It sure looks like Chris Sale is raring to go.
Because the game was on CSN Chicago, we have some Pitch f/x data to work with. And because the game was on MLB.tv, we can GIF some highlights. In this case, we can see where Sale stands on his preseason project of throwing more changeups to lefties.
Sale subjected David Murphy to the most thorough working-over of the afternoon, throwing a pair of beautiful changeups for an inning-ending strikeout.
The first took place on a 1-1 count, as Sale threw a beautiful changeup that Murphy couldn't stay back on for a swinging strike:
And after Murphy laid off a slider in the dirt to even the count, Sale came back with another changeup. It's hard to say if Murphy was covering the outside corner, but he definitely couldn't get his hands in enough as the ball dropped out of the hitting zone for the swinging K:
Mitch Moreland was the only other lefty in the Texas lineup, so that's it for Sale's lefty-on-lefty changeups during the afternoon. According to Sale, they felt as good as they looked.
"Yeah, it felt good, especially to lefties," said Sale of the pitch, which helped him limit the Rangers to one Geovany Soto solo homer over four innings and 50 pitches, while he fanned five.
"Hector told me before the game that we were going to throw a lot more changeups," Sale added. "He said that these guys have seen your breaking ball and haven't been quite on your changeup and haven't seen it as much."
You can see the rest of Sale's pitch data here.

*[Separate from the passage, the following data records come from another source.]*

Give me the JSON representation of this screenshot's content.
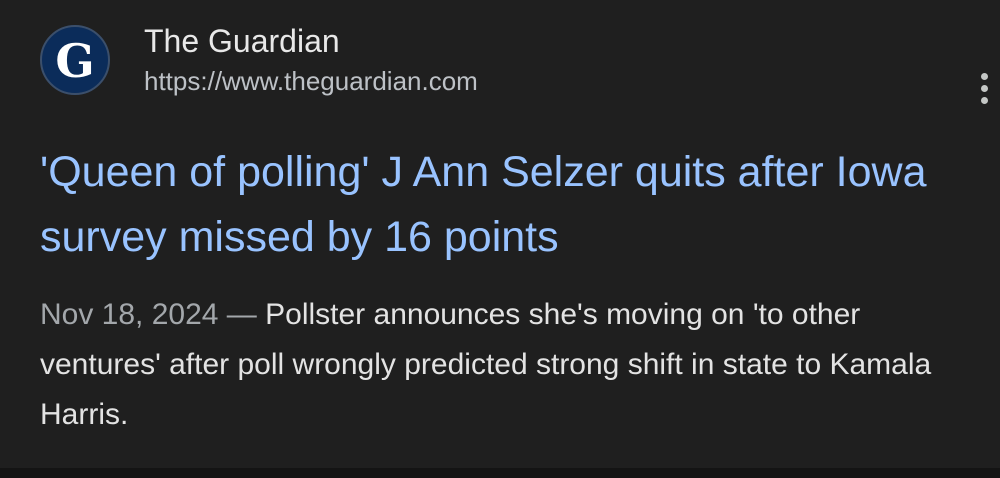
{
  "source": {
    "favicon_letter": "G",
    "name": "The Guardian",
    "url": "https://www.theguardian.com"
  },
  "menu": {
    "icon": "more-vert-icon"
  },
  "headline": "'Queen of polling' J Ann Selzer quits after Iowa survey missed by 16 points",
  "snippet": {
    "date": "Nov 18, 2024 — ",
    "text": "Pollster announces she's moving on 'to other ventures' after poll wrongly predicted strong shift in state to Kamala Harris."
  },
  "colors": {
    "background": "#1f1f1f",
    "headline_link": "#99c3ff",
    "favicon_bg": "#0b2c5a"
  }
}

The Rangers didn't force him to work too hard -- he threw 50 pitches over four innings, with Geovany Soto's solo shot (3-1 fastball on the outer half) the only damage. In non-fastball counts, Sale got a lot of silly swings, many of which you can see in this strikeout compilation.

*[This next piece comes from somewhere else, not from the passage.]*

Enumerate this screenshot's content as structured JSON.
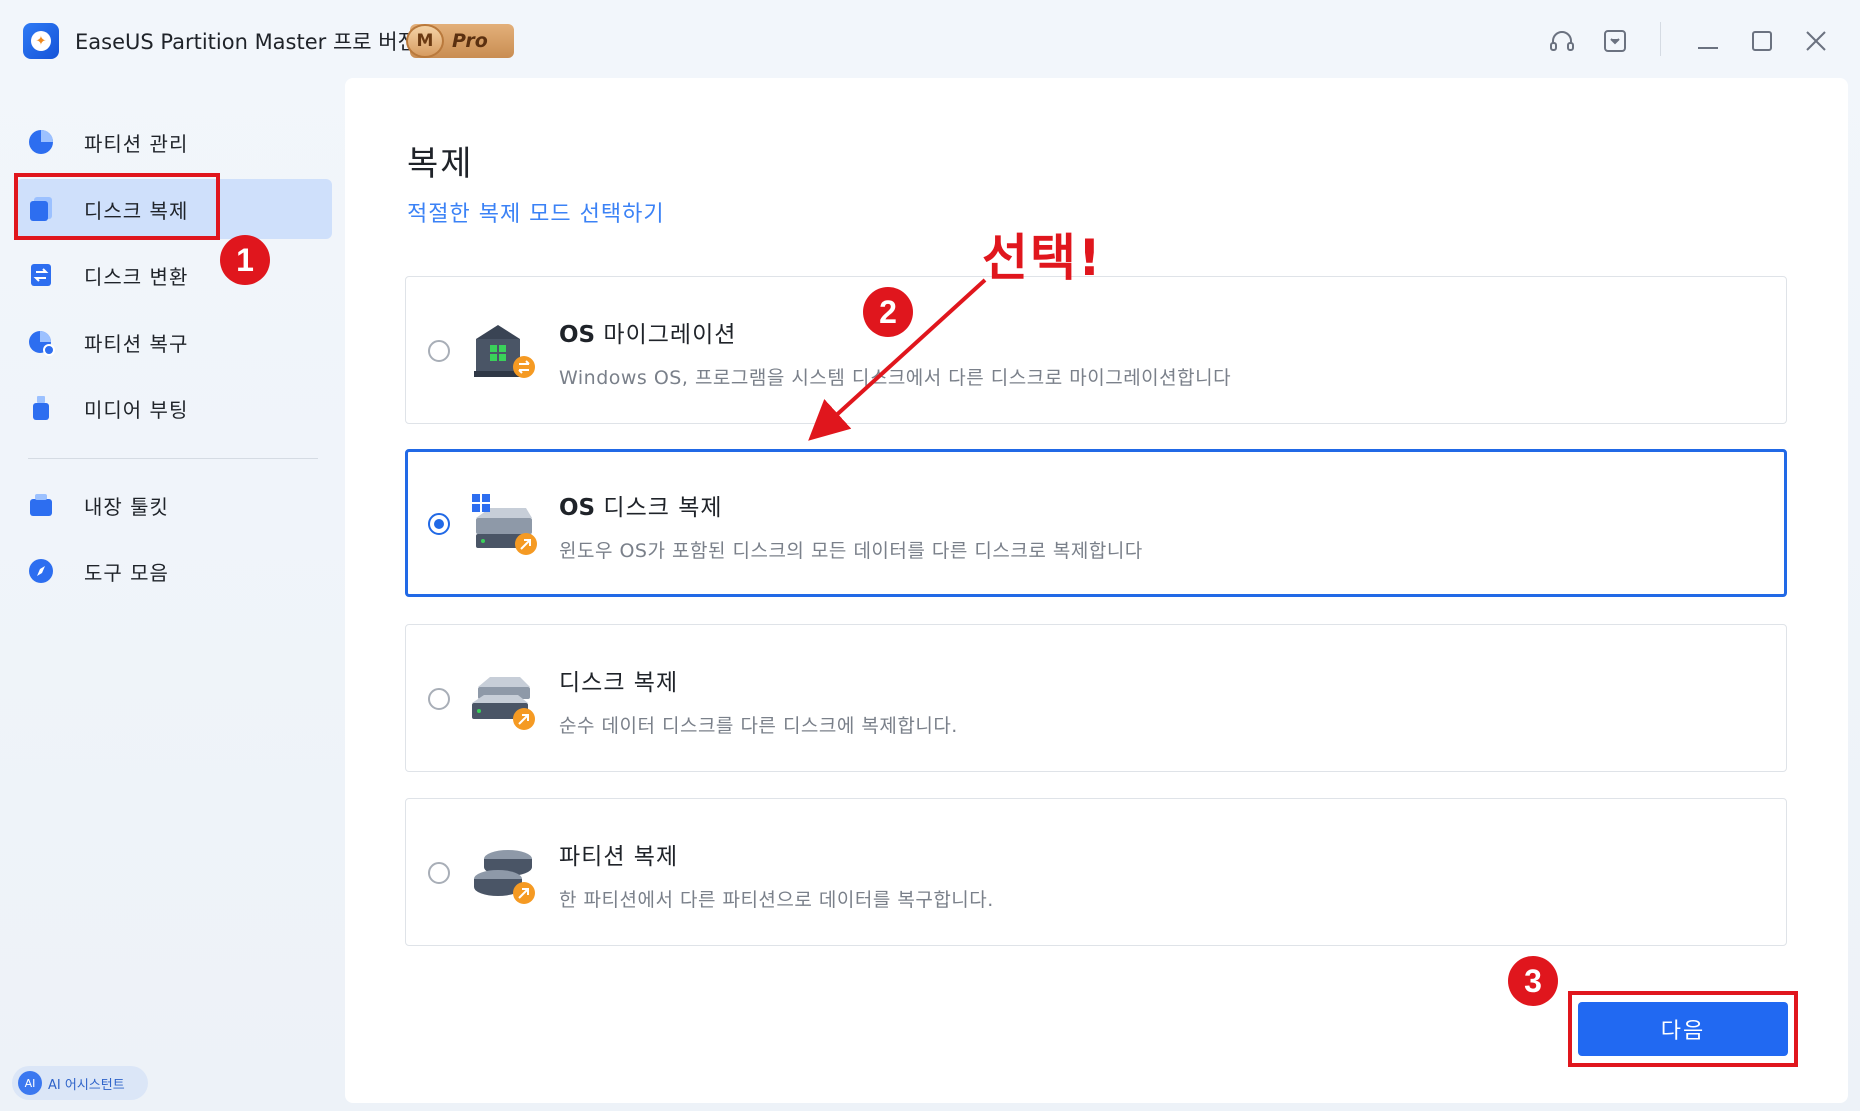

On the spring, Sale finished 4-0 with a 3.86 ERA, allowing 22 baserunners (17 hits, four walks, one hit batsman) over 23⅓ innings. He allowed five homers, but he also induced five double plays. Whatever you make of the numbers -- and I'd suggest very little -- they're not nearly as important as the fact that Sale finished the spring in full working order. He's ready for Opening Day.